(U.S. Air Force photo/Osakabe Yasuo)

Need help? Trust your ‘Shirt’

LUKE AIR FORCE BASE, Arizona — When young Airmen need help or are looking for guidance, a good place to start is with a senior NCO. Making it into the top 3 percent in the U.S. Air Force is a major accomplishment. Alt...
 
 

Local Briefs July 31, 2015

Sunset Horseback Ride August 8, 4 – 8 p.m. – Outdoor Rec Saddle up and enjoy a 2-hour sunset horseback ride through the Saguaro National Park.. Final deadline for sign-ups is July 31. Minimum age: 18. Cost of $25/person. Call 228-3736 for more information. White water rafting and camping Aug. 20 – 24 – Grand...
 

 
(Courtesy Photo)

A Q&A with Master Sgt. Jaime Lewis

The men and women of the 12th Air Force (Air Forces Southern) welcomed a new First Sgt. in May. Master Sgt. Jaime M. Lewis, began his career in 2000 as an Aerial Porter, where he performed duties such as passenger services, car...
 
 
(U.S. Air Force photo/ Master Sgt. Jeffrey Allen)

Relationship building by means of the F-16

  America’s stars and stripes and Arizona’s lone copper star always wave proudly at the Arizona Air National Guard’s 162nd Wing. But it’s the adjacent flags of coalition-partners – from the pacific island-nat...
 
 

Military life: Separated, but not alone

  MOUNTAIN HOME AIR FORCE BASE, Idaho — As the dawn broke out over the mountains, I woke up to the sun peeping through my window. Once I got up I went straight to the kitchen to make my family breakfast yet in the back of my mind, all I could think about is how am I...
 




0 Comments


Be the first to comment!


Leave a Reply

Your email address will not be published.

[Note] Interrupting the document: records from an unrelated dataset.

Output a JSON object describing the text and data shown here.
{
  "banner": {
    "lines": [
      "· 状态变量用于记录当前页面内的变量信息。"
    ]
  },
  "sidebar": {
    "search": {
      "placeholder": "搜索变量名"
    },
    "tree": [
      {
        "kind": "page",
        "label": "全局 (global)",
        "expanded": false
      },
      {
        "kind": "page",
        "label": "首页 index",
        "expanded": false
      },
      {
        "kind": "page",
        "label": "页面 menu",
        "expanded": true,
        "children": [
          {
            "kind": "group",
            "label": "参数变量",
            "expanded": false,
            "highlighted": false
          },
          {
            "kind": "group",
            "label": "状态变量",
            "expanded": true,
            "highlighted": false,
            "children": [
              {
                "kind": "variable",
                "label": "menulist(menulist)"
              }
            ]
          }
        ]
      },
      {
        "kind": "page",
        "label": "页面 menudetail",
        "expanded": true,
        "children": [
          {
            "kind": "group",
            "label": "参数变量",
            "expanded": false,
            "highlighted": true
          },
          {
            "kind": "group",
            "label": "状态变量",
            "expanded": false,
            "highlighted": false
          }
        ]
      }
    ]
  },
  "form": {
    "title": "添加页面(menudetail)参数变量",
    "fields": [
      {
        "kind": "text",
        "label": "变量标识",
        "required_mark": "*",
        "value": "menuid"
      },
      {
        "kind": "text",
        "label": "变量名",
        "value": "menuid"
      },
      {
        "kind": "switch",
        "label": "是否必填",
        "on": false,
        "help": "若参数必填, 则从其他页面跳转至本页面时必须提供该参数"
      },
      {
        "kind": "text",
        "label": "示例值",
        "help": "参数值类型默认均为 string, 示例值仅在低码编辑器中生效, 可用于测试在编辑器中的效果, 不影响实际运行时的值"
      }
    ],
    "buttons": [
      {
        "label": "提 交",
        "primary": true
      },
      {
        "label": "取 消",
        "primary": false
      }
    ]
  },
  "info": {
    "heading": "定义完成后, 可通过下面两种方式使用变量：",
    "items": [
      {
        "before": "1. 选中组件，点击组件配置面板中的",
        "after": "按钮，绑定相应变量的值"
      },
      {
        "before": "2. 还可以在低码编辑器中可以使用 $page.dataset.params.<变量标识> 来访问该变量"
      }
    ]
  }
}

Required fields are marked *

You may use these HTML tags and attributes: <a href="" title=""> <abbr title=""> <acronym title=""> <b> <blockquote cite=""> <cite> <code> <del datetime=""> <em> <i> <q cite=""> <s> <strike> <strong>